JLL also says the linear structure of its terminal building allows for the construction of parking garages just across the street from the terminal buildings.
“The garage locations will be closer to the terminals,” said Tim Hudson, aviation practice leader with Gensler. “You will have shorter distances to get into that facility.”
The proximity of the garages plays into the JLL team’s emphasis on convenience.
The proposal also allows for KCI to expand or contract easily, JLL officials said.
JLL’s proposal didn’t get into specifics when it comes to financing. The team said it would consider a range of different options.
“If someone tells you they are going to charge you ‘this’ for something, I guarantee you that you are overpaying,” said David Matthews, managing director of JLL’s Chicago office. “Our process allows for a full disclosure, open-book process that starts with a budget and includes financing.”
Edgemoor Infrastructure & Real Estate, along with Clark Construction Group, Clarkson Construction and The Weitz Company, submitted a proposal but declined to release depictions and details of their plan like the other three proposers did.
Geoffrey Stricker, managing director of Maryland-based Edgemoor, said he was talking with city officials about what parts of his team’s plan could later be released publicly.
Stricker said his proposal was an “extremely compelling” idea that would seek to maintain convenience for passengers.
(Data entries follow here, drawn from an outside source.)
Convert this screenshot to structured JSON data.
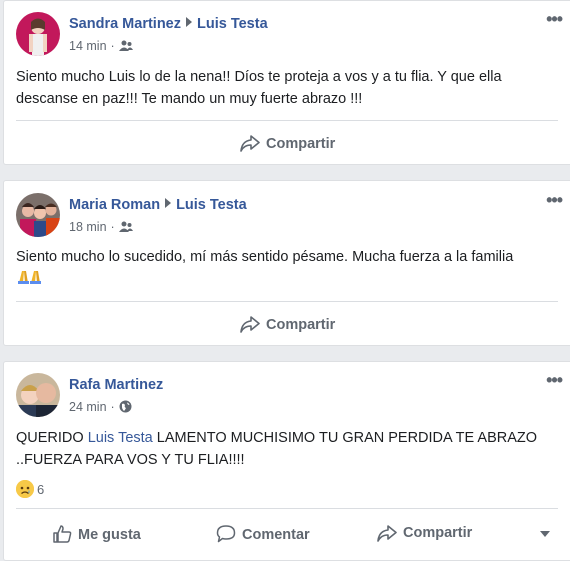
{
  "posts": [
    {
      "author": "Sandra Martinez",
      "target": "Luis Testa",
      "time": "14 min",
      "privacy_icon": "friends-icon",
      "text": "Siento mucho Luis lo de la nena!! Díos te proteja a vos y a tu flia. Y que ella descanse en paz!!! Te mando un muy fuerte abrazo !!!",
      "share_label": "Compartir"
    },
    {
      "author": "Maria Roman",
      "target": "Luis Testa",
      "time": "18 min",
      "privacy_icon": "friends-icon",
      "text": "Siento mucho lo sucedido, mí más sentido pésame. Mucha fuerza a la familia",
      "emoji": "folded-hands-icon",
      "share_label": "Compartir"
    },
    {
      "author": "Rafa Martinez",
      "time": "24 min",
      "privacy_icon": "globe-icon",
      "text_prefix": "QUERIDO ",
      "mention": "Luis Testa",
      "text_suffix": " LAMENTO MUCHISIMO TU GRAN PERDIDA TE ABRAZO ..FUERZA PARA VOS Y TU FLIA!!!!",
      "reaction_icon": "sad-reaction-icon",
      "reaction_count": "6",
      "like_label": "Me gusta",
      "comment_label": "Comentar",
      "share_label": "Compartir"
    }
  ],
  "more_glyph": "•••",
  "colors": {
    "link": "#365899",
    "meta": "#606770",
    "background": "#e9ebee"
  }
}
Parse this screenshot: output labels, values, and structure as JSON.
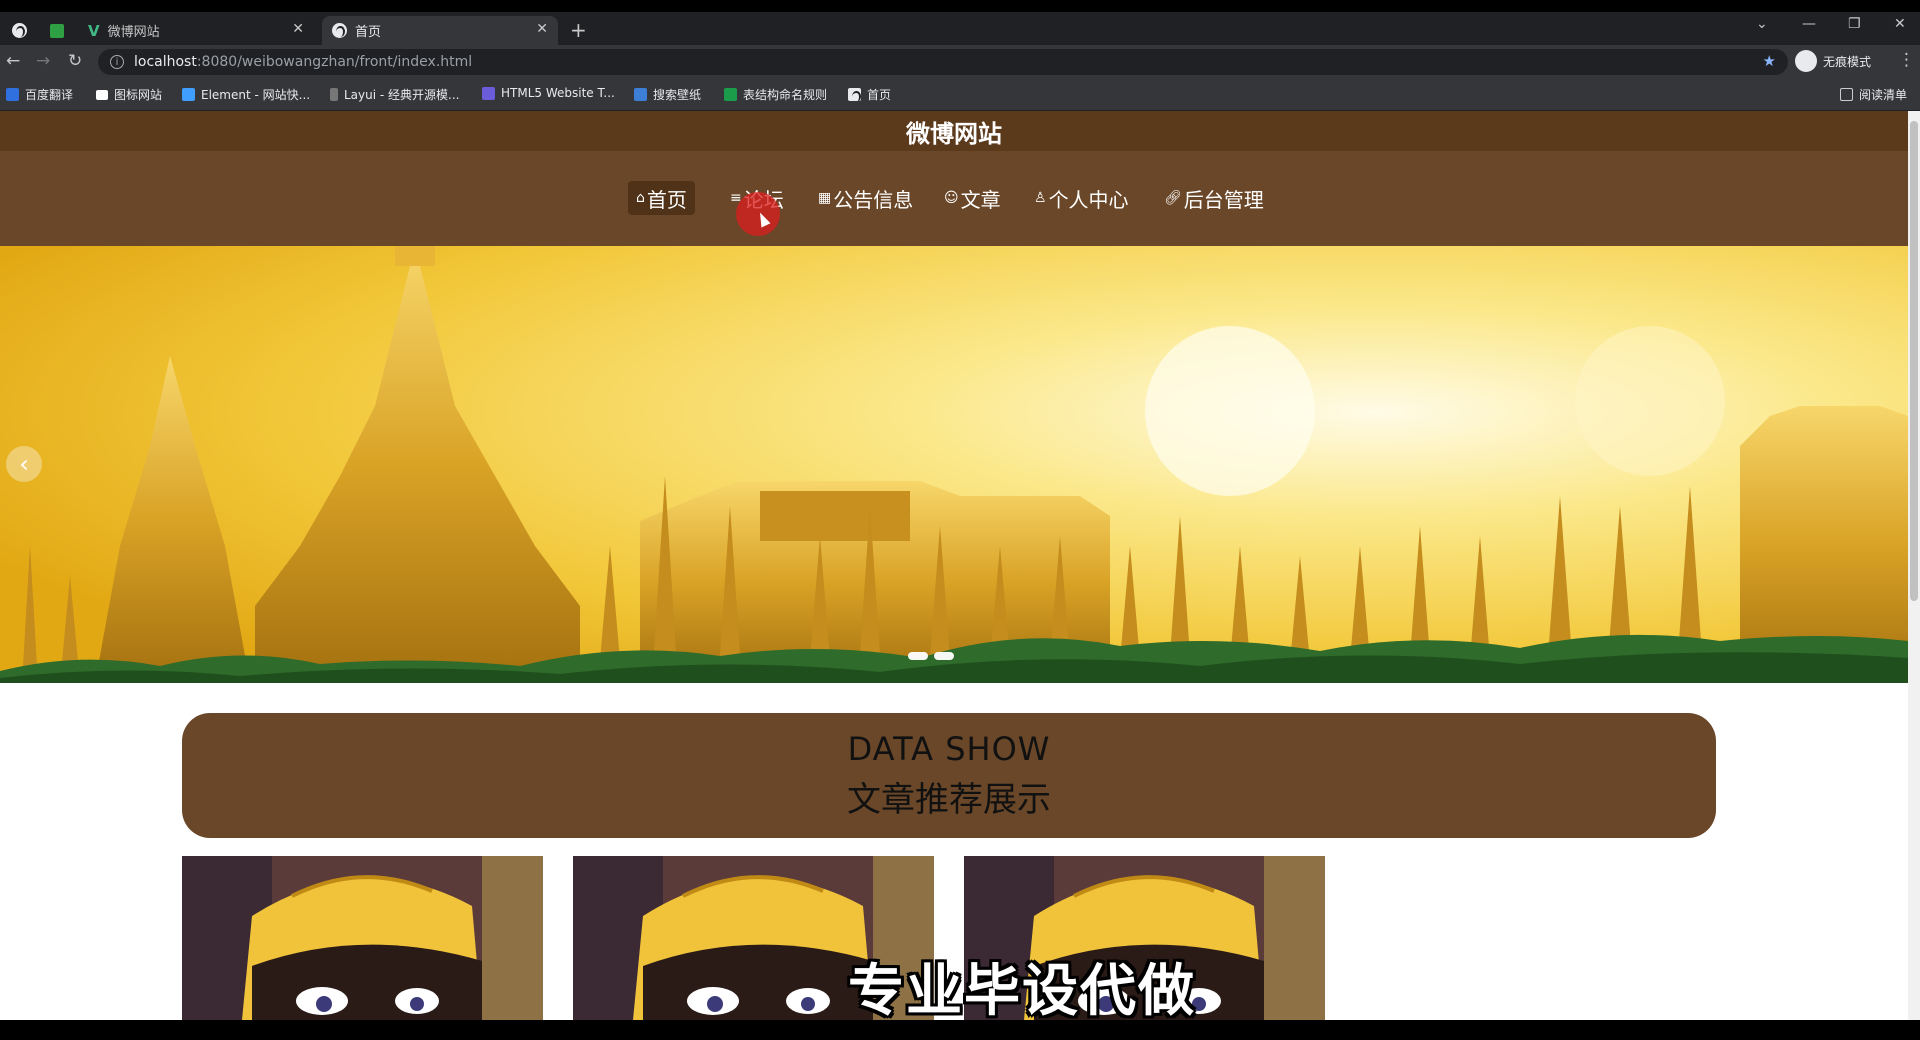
{
  "browser": {
    "tabs": [
      {
        "title": "微博网站",
        "active": false
      },
      {
        "title": "首页",
        "active": true
      }
    ],
    "url_host": "localhost",
    "url_path": ":8080/weibowangzhan/front/index.html",
    "profile_label": "无痕模式",
    "bookmarks": [
      "百度翻译",
      "图标网站",
      "Element - 网站快...",
      "Layui - 经典开源模...",
      "HTML5 Website T...",
      "搜索壁纸",
      "表结构命名规则",
      "首页"
    ],
    "reading_list": "阅读清单"
  },
  "site": {
    "title": "微博网站",
    "nav": [
      {
        "label": "首页",
        "icon": "home-icon",
        "active": true
      },
      {
        "label": "论坛",
        "icon": "list-icon",
        "active": false
      },
      {
        "label": "公告信息",
        "icon": "notice-icon",
        "active": false
      },
      {
        "label": "文章",
        "icon": "article-icon",
        "active": false
      },
      {
        "label": "个人中心",
        "icon": "user-icon",
        "active": false
      },
      {
        "label": "后台管理",
        "icon": "link-icon",
        "active": false
      }
    ]
  },
  "section": {
    "title_en": "DATA SHOW",
    "title_cn": "文章推荐展示"
  },
  "watermark": "专业毕设代做",
  "colors": {
    "title_bar": "#5b3a1c",
    "nav_bar": "#6a4728",
    "nav_active": "#4f3218"
  }
}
He said the proposal would include private financing, but declined to offer details.
Councilman Reed, chair of the council’s Transportation and Infrastructure Committee, said he was confident a good selection would be made.
“A world-class city deserves a world class airport,” Reed said.
The council later this week will also try to come up with a ballot measure to meet the Aug. 24 ballot language deadline for a November election on the airport’s future.
That ballot would seek voter approval to move forward with demolition as needed and constructing a new terminal at the airport, either using public airport revenue bonds or some other type of financing, with the money for the project coming strictly from aviation and airline revenues, not general taxpayer dollars.
Some people have said there’s too much public confusion and dissension about what improvements are really needed at the airport, and November may be too soon to try to get voter approval.
Reed said he still thinks November is the best time for voters to make that decision, but the council will get closer to answering that timing question later this week.